William Morris

In previous articles, we talked about different movements in home furnishings design.  Every movement had a beginning, usually one particular person of vision, but styles changed as the ideas moved from culture to culture, from place to place.  We’ve talked before about the American Arts and Crafts movement and the pivotal role that Gustav Stickley had in its design, this time we’ll talk about what preceded the American style and that’s the Arts and Crafts movement in England.

The Arts and Crafts movement was started in England in the latter half of the 19th century by William Morris. William Morris, born in 1834, graduated from Exeter College in Oxford with a specialty in architecture but quickly moved towards interior design.  While at school he met the heavy hitters of his day including Dante Rosetti, John Ruskin and Ford Madox Brown and formed one of his first companies, Morris, Marshall, Faulkner & Company, with these guys.

Morris was a bit of a jack-of-all trades, and in addition to his designs, he wrote poetry with lots of doomed lovers and medieval wanderers, but he was best known for his wallpaper and fabric designs. He and his group of friends formed an artistic movement known as the Pre-Raphaelites Brotherhood. Their aim was to reject what they considered the mechanized movements of the Renaissance and adopt a style more lush and natural.  Their four basic tenets were:

  1. To have genuine ideas to express;
  2. To study Nature attentively, so as to know how to express them;
  3. To sympathize with what is direct and serious and heartfelt in previous art, to the exclusion of what is conventional and self-parading and learned by rote;
  4. And, most indispensable of all, to produce thoroughly good pictures and statues.

At this time in history, furniture was machine made, very ornate Victorian Style. The quality of furniture at this time was poor because of mass production. William Morris and the Pre-Rafaelite brotherhood wanted to see a return to hand-craftsmanship and honest design.

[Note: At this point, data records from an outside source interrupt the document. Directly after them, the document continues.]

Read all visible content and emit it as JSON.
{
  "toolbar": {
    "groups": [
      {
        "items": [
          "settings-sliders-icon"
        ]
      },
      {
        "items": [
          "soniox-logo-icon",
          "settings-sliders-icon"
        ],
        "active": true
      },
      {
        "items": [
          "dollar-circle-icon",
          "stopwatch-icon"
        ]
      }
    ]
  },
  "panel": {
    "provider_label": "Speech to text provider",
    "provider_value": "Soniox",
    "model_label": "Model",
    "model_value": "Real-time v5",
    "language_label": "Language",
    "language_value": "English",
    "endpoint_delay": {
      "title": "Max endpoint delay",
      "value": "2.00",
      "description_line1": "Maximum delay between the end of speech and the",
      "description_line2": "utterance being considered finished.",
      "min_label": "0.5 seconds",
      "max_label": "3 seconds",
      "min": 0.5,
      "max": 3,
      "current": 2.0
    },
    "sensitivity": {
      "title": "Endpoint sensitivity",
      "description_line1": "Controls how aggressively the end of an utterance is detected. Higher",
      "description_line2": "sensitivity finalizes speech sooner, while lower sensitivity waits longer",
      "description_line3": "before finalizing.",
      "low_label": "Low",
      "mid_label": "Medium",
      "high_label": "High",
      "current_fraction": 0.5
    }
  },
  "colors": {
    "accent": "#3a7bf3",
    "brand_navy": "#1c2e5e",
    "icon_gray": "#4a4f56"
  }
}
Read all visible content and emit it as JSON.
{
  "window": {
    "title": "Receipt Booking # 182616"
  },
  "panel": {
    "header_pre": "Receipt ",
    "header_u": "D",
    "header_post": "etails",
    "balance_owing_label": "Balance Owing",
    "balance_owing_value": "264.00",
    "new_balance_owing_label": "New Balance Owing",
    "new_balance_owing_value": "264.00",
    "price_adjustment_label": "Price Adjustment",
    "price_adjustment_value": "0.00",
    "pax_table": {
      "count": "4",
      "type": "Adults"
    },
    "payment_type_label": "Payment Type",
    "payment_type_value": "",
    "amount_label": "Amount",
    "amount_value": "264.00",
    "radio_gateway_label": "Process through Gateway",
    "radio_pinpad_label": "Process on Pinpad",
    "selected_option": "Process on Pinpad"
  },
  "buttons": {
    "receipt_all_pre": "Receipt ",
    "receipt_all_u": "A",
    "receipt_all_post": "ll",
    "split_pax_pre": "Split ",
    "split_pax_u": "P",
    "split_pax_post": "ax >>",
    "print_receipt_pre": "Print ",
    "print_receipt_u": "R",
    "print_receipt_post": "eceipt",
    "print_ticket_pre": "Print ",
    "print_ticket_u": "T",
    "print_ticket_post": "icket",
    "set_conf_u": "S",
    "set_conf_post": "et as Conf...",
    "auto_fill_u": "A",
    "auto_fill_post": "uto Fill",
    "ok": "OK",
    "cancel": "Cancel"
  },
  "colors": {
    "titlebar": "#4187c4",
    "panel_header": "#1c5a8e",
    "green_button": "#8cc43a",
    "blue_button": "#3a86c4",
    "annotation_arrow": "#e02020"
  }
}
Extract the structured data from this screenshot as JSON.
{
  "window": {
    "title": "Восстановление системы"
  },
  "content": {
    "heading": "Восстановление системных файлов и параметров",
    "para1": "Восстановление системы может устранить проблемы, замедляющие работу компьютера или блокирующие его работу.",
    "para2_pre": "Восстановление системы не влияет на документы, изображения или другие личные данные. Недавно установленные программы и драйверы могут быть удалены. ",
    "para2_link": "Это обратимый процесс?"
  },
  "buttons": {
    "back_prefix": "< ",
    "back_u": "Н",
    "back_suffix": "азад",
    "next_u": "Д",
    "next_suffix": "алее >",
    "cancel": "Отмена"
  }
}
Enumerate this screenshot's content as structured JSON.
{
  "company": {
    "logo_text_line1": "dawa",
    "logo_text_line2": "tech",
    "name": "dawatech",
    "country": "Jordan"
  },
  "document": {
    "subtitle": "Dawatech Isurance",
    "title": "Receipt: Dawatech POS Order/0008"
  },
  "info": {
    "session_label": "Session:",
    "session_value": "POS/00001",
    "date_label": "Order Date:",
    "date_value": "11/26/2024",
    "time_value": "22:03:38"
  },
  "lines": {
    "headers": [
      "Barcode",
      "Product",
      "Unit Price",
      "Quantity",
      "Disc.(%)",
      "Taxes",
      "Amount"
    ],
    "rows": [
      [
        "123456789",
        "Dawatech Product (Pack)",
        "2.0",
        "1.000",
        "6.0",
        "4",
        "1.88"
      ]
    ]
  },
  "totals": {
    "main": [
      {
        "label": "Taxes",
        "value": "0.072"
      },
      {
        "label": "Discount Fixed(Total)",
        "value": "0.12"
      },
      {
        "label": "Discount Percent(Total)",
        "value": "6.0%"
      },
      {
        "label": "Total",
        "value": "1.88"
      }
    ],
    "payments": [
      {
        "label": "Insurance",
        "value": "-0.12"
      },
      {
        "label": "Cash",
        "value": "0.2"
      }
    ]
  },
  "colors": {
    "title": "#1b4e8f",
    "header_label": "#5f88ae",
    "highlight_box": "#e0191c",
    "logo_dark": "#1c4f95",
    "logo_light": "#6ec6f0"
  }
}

William Morris went on to form William Morris and Company specializing in the production of stained glass, carvings, furniture, wallpaper, carpets and tapestries. Their style was influenced by nature. You can still purchase wallpaper and fabrics inspired by the designs of William Morris.  One of their more famous works is the stained glass window “The Worship of the Shepherds” at Trinity Church in Boston.

The British Arts and Crafts movement was inspired by gothic design, wallpapers that showed medieval themes. The American Arts and Crafts movement tended to showcase the materials being used to make the furniture. Earth tones were use for walls and fabrics. This is a far less expressive and lush style than the English Arts and Crafts movement.

Once the movement came to America it was also sometimes called mission style furniture. Arts and Crafts furniture is plain and simple in its design. It was usually made at of white or red oak. Chairs and tables were made with slats, straight legs supported by stretchers. If the furniture was upholstered dark leather was used. Quality craftsmanship, good proportions, showing off the quality of materials used and rich colors are all tell tale signs of Arts and Crafts style.

William Morris was a major influence to the arts and craft movement and helped to inspire the furniture houses such as the Stickley furniture.

Special thanks to my sales associate Tammi Hilton who put most of this article together (I just added a few extra nouns and verbs).  In addition to working at Furniture Works, Tammi teaches interior design atHighline Community College.